Invitation to a book launch for this book to anyone living in the London UK area.
Wednesday 8th February 6.30 - 8.30pm at Maddox Arts
52 Brooks Mews, London W.1K4ED
Nearest Tube Bond Street
Phone 07957 934047 ( Ray Menezes )

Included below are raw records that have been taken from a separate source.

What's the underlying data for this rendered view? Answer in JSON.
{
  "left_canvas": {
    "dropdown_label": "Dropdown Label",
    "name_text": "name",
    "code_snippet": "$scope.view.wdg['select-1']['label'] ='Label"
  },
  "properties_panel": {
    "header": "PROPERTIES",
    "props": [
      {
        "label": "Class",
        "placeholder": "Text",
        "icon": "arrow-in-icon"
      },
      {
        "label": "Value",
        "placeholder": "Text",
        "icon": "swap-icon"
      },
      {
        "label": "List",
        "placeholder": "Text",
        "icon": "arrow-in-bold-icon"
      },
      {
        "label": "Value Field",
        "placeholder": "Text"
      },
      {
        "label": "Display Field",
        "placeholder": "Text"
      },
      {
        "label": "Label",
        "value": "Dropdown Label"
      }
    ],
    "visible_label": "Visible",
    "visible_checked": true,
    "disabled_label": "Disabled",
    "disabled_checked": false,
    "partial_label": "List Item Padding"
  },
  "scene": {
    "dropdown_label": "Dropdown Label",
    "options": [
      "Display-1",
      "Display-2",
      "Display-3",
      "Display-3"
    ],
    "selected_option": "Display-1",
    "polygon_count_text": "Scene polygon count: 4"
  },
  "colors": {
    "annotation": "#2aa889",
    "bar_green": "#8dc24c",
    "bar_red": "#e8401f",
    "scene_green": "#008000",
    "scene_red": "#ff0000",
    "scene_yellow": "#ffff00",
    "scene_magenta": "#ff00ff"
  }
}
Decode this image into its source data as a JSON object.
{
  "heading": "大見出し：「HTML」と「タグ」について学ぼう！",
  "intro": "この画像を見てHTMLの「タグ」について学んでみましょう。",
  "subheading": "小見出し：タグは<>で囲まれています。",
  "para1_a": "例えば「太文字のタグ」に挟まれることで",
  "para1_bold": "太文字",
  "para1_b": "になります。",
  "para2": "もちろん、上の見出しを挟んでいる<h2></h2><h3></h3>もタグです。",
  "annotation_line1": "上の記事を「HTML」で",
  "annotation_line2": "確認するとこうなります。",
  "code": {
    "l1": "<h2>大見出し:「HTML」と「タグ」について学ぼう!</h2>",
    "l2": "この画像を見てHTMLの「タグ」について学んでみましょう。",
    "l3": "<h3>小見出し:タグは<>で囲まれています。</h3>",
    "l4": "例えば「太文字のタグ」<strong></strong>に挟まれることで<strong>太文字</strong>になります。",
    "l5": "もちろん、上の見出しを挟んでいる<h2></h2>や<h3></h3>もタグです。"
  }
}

Someone was telling me that when he sits in meditation he feels restless and bored and eventually he gets up and stops meditating. What exactly is boredom? Boredom is one of the many forms of suffering that can be thrown up by the ego. Suffering always occurs when we believe something that is not true. What is the ego’s purpose in creating suffering? The ego only has one purpose and that is to ensure its own existence. To exist the ego creates drama, any drama will do. Boredom in this sense is drama, it may not seem to be that dramatic but it gets the job done. In a sense any form of suffering is also a form of drama. A drama can be defined as a feeling or sensation that leads you to believe in something that isn’t true. What the ego would like you to believe is that when you experience what we call boredom you should do anything in your power to avoid it. What are the possibilities involved in avoiding boredom? In the example above we can stop meditating and switch on the television, or read a book, have sex, eat, drink alcohol, take drugs, get into an argument, kick the dog, steal something or kill or hurt someone. Depression and many other so called mental illnesses are also options to avoid boredom. In meditation it is possible to face and transcend ‘boredom’ safely. In this sense meditation is when we become willing to face boredom without running away form it. Boredom itself cannot hurt us unless we do something to avoid it. In a way boredom is the ego’s most powerful weapon yet on the surface it may appear quite innocuous. At the opposite pole to boredom is excitement which has a very close link to boredom. These two, boredom and excitement are like an engine. When boredom arises we look for anything that may alleviate it; we look for something further along the spectrum towards excitement. Whatever stimulus we may find that is opposed to boredom we cannot sustain so eventually we get bored again, and so the cycle continues.